Many speakers at the consumer conference noted that professional critics are on the “defensive” while amateurs are gaining ground. The success of Web sites like Wikipedia and YouTube have it made it abundantly clear that the crowd can both inform and entertain. In his keynote speech at the conference, New York Times technology columnist David Pogue pointed to over a dozen sites based on user-generated reviews and information about home electronics, travel plans, personal loans, and health alerts that are more accurate, up to date, and personalized than what people can get from traditional news outlets.
That those outlets need to collaborate with readers and audiences and incorporate similar strategies into their operations is now a given. The question, if professional journalists want to survive, or the very least retake the offensive, is where do they compete? Where do they make a strategic stand that will show that expert opinion is still indispensible?

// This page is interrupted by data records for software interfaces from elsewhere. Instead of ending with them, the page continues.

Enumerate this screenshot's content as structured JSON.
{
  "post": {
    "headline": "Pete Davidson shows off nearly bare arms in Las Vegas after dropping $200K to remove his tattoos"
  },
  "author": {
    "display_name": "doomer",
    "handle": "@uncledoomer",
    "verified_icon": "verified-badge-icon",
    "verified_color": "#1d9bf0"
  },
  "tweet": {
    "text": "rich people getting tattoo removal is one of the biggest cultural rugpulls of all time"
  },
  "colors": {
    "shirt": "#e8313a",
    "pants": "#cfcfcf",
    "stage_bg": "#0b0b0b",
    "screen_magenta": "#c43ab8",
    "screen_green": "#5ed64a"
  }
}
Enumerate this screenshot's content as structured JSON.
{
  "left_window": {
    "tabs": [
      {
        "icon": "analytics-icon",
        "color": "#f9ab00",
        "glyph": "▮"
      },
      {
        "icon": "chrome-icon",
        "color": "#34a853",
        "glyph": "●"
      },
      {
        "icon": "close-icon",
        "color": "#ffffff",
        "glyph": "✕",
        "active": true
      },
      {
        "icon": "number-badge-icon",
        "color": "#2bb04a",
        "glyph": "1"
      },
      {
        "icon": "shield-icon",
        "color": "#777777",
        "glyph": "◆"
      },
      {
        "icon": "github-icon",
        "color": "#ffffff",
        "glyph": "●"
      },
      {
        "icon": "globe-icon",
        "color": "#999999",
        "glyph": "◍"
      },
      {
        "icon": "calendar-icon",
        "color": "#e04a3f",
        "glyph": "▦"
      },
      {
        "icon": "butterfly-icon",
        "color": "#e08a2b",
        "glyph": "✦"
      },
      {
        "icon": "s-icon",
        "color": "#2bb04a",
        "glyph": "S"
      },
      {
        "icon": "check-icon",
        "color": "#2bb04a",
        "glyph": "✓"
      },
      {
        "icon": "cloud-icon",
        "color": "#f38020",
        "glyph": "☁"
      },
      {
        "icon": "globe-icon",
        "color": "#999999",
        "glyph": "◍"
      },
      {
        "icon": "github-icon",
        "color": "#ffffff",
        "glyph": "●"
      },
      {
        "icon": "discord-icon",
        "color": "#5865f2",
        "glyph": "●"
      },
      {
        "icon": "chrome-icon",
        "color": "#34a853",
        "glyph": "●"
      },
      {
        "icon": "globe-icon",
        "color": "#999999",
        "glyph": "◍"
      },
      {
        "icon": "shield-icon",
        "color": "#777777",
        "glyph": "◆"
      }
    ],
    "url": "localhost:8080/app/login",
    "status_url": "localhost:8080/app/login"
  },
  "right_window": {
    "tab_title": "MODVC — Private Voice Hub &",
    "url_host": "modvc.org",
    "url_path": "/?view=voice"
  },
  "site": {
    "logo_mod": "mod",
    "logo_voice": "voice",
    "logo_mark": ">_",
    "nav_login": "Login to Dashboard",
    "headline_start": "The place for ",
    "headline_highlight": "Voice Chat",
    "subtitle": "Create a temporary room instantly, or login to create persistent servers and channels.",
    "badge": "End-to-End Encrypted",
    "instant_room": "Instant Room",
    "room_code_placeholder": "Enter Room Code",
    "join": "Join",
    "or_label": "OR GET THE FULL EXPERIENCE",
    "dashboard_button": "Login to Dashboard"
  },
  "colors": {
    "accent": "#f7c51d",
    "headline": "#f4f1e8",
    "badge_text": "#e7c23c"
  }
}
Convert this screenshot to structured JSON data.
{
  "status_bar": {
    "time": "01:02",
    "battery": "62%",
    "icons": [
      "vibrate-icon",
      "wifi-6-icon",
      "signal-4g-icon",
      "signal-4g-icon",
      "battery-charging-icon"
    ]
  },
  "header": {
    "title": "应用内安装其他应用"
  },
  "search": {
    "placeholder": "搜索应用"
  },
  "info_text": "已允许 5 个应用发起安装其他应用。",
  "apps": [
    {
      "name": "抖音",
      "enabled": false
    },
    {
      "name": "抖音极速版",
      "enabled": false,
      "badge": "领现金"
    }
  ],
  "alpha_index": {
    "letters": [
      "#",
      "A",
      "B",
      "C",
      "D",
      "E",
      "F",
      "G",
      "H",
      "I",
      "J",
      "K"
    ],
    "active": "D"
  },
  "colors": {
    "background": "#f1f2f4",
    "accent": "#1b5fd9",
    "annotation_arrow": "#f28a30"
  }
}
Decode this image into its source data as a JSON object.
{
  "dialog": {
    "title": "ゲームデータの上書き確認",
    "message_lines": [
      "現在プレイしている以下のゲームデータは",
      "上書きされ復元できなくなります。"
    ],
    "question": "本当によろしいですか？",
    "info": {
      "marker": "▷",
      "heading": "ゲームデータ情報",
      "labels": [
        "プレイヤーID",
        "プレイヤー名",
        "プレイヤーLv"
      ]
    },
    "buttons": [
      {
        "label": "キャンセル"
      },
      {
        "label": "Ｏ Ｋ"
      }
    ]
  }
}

Some guidance can be found in the last great rise and fall of consumer journalism. As Trudy Lieberman, a consumer-affairs and health reporter, argued at the conference and in an feature article for CJR, “The business community killed the consumer movement” of the 1960s, which had “pushed for laws and regulations to protect buyers from the excesses of the marketplace.” In its place arose “consumerism,” which stressed education over regulation by teaching consumers to be “better buyers.” A quote from a former editor at Consumer Reports in Lieberman’s CJR piece perfectly captures the change in reporting philosophy: “It’s much more interesting to find out how I can get a delicious and safe tomato for myself than how all tomatoes can be made delicious and safe.”
The Internet excels at producing that kind of tailored, news-consumers-can-use. Professional journalists, on the other hand, have an opportunity to prove their mettle on the “all-tomatoes” question. To be sure, crowd and user-generated information campaigns have affected change in addition to education. A number of conference participants talked about successes they’ve had in launching customer service forums, including AdAge columnist and On the Media host Bob Garfield, who created the Web site Comcast Must Die; Thor Muller, CEO of the site Get Satisfaction; and Ben Popken, editor of Gawker Media’s The Consumerist site. But there is still a wide gulf between better service and the kind of industry-wide regulation that will improve the overall quality, safety, reliability, and cost of everything from food and pharmaceuticals to home loans and credits cards.